Over the last few months, the Labour party has slipped further behind the Tories and its leader’s personal ratings have fallen.
But now the General Election starting gun has been fired and attention will turn to the main parties’ offer to the electorate. Labour has a recently formed policy idea – Its Green New Deal (GND) – that can win it the election.
Over half of Briton’s (54%) say that climate change will affect how they vote, according to an opinion poll conducted by the law firm Client Earth.
“A Green New Deal combines environmental and social justice in ways that can overcome the almost certain misery of a Boris Johnson-led hard Brexit.”
The poll of 2,000 people highlighted a desire that the UK government should do more to encourage a shift to electric and other low-emission vehicles (61%). Two thirds agreed that fossil fuel companies, who have contributed significantly to climate change, should help pay for the damage caused by extreme weather events.

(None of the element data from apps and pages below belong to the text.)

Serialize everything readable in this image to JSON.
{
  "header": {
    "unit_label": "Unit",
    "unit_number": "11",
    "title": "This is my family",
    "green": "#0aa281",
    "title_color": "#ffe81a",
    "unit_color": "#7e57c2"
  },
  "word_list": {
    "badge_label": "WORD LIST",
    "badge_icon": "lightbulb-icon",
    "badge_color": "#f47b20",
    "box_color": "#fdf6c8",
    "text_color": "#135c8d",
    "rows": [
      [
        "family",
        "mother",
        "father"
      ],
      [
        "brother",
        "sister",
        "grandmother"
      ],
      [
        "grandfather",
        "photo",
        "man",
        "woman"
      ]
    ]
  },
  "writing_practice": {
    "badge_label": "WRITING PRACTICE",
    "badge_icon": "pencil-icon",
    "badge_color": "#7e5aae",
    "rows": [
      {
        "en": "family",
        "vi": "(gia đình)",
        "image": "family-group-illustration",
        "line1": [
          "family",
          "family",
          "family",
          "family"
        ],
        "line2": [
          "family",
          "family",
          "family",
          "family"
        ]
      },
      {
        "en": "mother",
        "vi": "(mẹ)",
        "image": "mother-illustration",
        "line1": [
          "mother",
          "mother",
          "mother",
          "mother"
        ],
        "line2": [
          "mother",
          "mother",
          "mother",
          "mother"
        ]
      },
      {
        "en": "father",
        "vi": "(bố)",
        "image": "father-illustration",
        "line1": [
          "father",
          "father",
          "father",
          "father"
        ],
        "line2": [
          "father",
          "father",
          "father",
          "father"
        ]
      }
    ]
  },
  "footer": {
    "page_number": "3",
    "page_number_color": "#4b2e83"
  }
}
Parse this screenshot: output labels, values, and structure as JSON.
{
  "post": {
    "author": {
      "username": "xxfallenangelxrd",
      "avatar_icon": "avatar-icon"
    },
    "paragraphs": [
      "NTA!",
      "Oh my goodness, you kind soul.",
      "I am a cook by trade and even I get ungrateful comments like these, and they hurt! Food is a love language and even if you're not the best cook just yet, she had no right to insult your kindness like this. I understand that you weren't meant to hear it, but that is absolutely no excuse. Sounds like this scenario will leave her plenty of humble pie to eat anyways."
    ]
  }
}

Crucially, 63% support a Green New Deal, entailing large-scale long-term investments in green jobs and infrastructure.
Labour has done much to popularise the GND. It is now in pole position to reap the benefits of this increasingly widespread desire for social change.
Labour’s GND promises to radically decarbonise the British economy. It is, moreover, part and parcel of programme to make the UK a fairer and more equal society. As the founders of Labour for a Green New Deal put it: “Climate change is fundamentally about class, because it means chaos for the many while the few profit.”
Labour’s GND revolves around a set of feasible and affordable commitments. These include cutting carbon emissions to zero by 2030 by rapidly phasing out fossil fuels and investing heavily in renewable energy. Such a programme would be delivered by hundreds of thousands of newly employed, living wage and unionised workers.
Under the GND, our transport system would cease to be dominated by cars and aeroplanes. New electric buses, solar powered rail systems, and pedestrianised city centres would decarbonise the system. The establishment of accessible and safe cycle lanes will be complemented by subsidised provision of bicycles to encourage a shift away from cars.
But cutting carbon emissions is just one part of the GND equation. Creating and restoring carbon sinks – natural reservoirs that effectively absorb and store carbon – is another. Such measures will be pursued through re-forestation and the natural restoration of degraded forests, woodland, marshes and meadows.
In the UK, more than 1.3 million hectares of land are covered by grouse moor estates, and in Scotland alone there are 1.8 million hectares dedicated to deer stalking estates. Rather than this land serving the interests of a privileged minority, it can become public land for the many, while also contributing to the battle against climate change.
Such a transformative programme will be attacked head-on by the Tories and their supporters. They will argue that it is simply too expensive. Last summer, former Tory chancellor Philip Hammond did just that. He claimed that attempts to cut emissions in Britain to net zero by 2050 would cost over £1 trillion. That would mean less money for schools and hospitals. But this argument is triply wrong.
First, failing to cut emissions will cost much more than tackling climate change head-on. Rising numbers of natural disasters will occur and will increase insurance premiums and reparative costs. Agriculture will become decreasingly viable, and water will become scarce, pushing up food prices.
Second, governments across the world sell bonds and use the revenues to fund long-term infrastructure projects. OECD countries are highly credit-worthy and can issue bonds at low interest rates, reducing the costs of such investments. As Anne Pettifor, one of the early proponents of the GND explains, once revenues are invested, they generate jobs and taxes. They also establish new revenue streams such as user-fees for solar-powered electricity. These enable government to repay initial bond sales and interest. Once repaid, these investments continue to generate income for government’s which can be used for further socially progressive investments.
Thirdly, renewables are becoming cheaper by the day. Technologies such as solar, wind, wave and geo-thermal power can produce energy as cheaply as, and sometimes more cheaply than, traditional fossil fuels. It is the previous and current governments’ investment in fossil fuel energy systems that are cost-ineffective.
Labour’s GND will give people hope about the future. It will green our cities so that our children can breathe clean air. It will provide a sense that this country does care about, and is combatting, climate change. It combines environmental and social justice in ways that can overcome the almost certain misery of a Boris Johnson-led hard Brexit.
For all of these reasons, this general election represents a great opportunity for Labour to win enough votes to begin transforming this country for the better.
Benjamin Selwyn is a Labour Party member and Professor of International Development at the University of Sussex. His most recent book is The Struggle for Development and his next book is a Green New Deal for World Agriculture.